* [TRY IT]: Using the records below, count the lines with "JSON" in them. Give the number only.

* [DATASET CONTENT]:

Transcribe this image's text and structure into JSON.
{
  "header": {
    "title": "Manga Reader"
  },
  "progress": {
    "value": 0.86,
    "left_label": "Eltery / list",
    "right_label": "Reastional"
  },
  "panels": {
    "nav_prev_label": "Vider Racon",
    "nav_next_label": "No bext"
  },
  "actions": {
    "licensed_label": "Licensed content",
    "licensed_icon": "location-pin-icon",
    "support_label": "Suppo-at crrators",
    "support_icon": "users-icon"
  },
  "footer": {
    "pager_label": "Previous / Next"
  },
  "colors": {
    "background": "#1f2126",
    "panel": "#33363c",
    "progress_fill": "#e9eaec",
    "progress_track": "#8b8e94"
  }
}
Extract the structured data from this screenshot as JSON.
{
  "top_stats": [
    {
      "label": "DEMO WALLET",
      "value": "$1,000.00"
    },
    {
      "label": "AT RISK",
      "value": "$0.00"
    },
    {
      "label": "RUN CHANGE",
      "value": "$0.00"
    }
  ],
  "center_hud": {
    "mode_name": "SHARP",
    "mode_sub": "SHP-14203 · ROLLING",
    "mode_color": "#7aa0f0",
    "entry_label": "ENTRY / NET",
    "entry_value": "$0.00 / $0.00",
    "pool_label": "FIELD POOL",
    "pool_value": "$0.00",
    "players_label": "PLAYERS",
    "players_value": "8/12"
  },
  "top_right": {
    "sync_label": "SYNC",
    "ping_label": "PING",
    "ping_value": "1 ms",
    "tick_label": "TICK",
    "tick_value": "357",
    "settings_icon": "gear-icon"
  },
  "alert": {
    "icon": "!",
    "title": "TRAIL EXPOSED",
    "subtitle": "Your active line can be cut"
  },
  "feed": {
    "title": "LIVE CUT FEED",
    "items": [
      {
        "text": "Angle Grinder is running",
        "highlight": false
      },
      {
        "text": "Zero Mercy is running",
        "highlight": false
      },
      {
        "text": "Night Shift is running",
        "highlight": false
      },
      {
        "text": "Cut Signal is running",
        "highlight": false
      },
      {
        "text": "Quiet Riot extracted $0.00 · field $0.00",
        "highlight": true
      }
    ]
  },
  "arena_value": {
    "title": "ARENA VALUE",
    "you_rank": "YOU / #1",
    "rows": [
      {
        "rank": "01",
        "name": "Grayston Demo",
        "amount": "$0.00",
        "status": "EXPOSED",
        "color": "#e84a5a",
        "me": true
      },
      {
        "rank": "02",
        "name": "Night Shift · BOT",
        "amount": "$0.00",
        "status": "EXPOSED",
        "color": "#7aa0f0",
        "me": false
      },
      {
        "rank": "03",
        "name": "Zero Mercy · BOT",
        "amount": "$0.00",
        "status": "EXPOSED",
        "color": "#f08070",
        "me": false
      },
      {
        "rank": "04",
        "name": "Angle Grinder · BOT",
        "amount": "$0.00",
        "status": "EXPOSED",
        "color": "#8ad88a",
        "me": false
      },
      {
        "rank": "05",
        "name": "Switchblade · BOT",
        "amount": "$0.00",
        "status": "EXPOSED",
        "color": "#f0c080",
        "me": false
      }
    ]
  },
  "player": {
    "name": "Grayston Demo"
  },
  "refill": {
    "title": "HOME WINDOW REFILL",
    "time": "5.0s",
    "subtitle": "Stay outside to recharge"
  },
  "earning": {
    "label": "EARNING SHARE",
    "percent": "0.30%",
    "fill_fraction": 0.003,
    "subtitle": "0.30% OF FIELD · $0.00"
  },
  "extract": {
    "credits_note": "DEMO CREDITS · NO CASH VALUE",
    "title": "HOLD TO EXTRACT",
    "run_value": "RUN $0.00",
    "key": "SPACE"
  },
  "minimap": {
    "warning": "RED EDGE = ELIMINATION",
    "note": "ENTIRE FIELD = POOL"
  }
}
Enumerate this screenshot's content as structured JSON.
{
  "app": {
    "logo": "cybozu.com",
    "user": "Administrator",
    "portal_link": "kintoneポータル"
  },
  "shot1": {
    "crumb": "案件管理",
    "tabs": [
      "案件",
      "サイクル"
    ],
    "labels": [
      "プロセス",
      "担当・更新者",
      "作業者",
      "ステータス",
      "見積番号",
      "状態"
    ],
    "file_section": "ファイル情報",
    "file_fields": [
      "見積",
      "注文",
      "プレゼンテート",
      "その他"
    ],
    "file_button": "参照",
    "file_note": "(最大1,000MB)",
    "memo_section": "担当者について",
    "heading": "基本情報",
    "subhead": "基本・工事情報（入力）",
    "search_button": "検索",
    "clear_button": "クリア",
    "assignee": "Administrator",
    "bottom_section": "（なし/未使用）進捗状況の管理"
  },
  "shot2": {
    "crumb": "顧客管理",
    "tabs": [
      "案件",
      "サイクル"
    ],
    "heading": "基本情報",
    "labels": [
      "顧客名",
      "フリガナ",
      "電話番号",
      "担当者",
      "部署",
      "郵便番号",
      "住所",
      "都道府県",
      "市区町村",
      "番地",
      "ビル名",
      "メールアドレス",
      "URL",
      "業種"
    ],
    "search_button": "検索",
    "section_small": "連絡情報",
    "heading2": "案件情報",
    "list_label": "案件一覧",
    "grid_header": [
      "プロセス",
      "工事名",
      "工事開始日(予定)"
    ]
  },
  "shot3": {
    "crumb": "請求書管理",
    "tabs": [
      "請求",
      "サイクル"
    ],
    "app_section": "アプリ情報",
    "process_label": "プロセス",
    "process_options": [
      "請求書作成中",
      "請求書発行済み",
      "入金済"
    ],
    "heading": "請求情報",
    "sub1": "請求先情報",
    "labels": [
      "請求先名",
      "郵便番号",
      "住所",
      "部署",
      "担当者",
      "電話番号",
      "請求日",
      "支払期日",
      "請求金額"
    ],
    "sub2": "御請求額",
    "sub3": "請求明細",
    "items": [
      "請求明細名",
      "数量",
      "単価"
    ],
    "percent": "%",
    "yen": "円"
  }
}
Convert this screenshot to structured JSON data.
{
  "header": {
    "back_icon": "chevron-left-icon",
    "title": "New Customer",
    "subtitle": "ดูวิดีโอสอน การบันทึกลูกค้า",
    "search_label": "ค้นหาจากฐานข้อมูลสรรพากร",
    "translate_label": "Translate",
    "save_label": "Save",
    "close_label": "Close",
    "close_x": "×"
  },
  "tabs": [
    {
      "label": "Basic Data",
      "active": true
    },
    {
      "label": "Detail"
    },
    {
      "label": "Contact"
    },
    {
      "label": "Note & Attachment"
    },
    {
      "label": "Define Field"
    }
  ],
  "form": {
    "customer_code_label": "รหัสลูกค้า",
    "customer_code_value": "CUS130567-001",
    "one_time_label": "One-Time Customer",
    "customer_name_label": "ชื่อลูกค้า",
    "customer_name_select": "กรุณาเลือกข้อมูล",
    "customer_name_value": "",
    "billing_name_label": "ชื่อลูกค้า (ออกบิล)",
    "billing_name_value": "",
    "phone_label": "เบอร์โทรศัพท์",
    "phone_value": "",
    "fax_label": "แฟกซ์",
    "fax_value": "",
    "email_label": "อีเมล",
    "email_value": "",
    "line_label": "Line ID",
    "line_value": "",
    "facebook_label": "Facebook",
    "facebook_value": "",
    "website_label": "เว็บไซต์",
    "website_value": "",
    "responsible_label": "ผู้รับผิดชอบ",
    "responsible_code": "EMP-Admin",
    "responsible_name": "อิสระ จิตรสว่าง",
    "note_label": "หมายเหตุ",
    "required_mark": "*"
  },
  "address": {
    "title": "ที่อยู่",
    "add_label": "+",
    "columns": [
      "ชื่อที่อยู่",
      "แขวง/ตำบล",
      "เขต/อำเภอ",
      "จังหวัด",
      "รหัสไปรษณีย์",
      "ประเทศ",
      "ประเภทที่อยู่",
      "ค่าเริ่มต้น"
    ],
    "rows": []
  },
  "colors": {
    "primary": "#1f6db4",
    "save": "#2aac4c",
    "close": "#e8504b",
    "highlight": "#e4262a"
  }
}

* [SOLUTION]: 4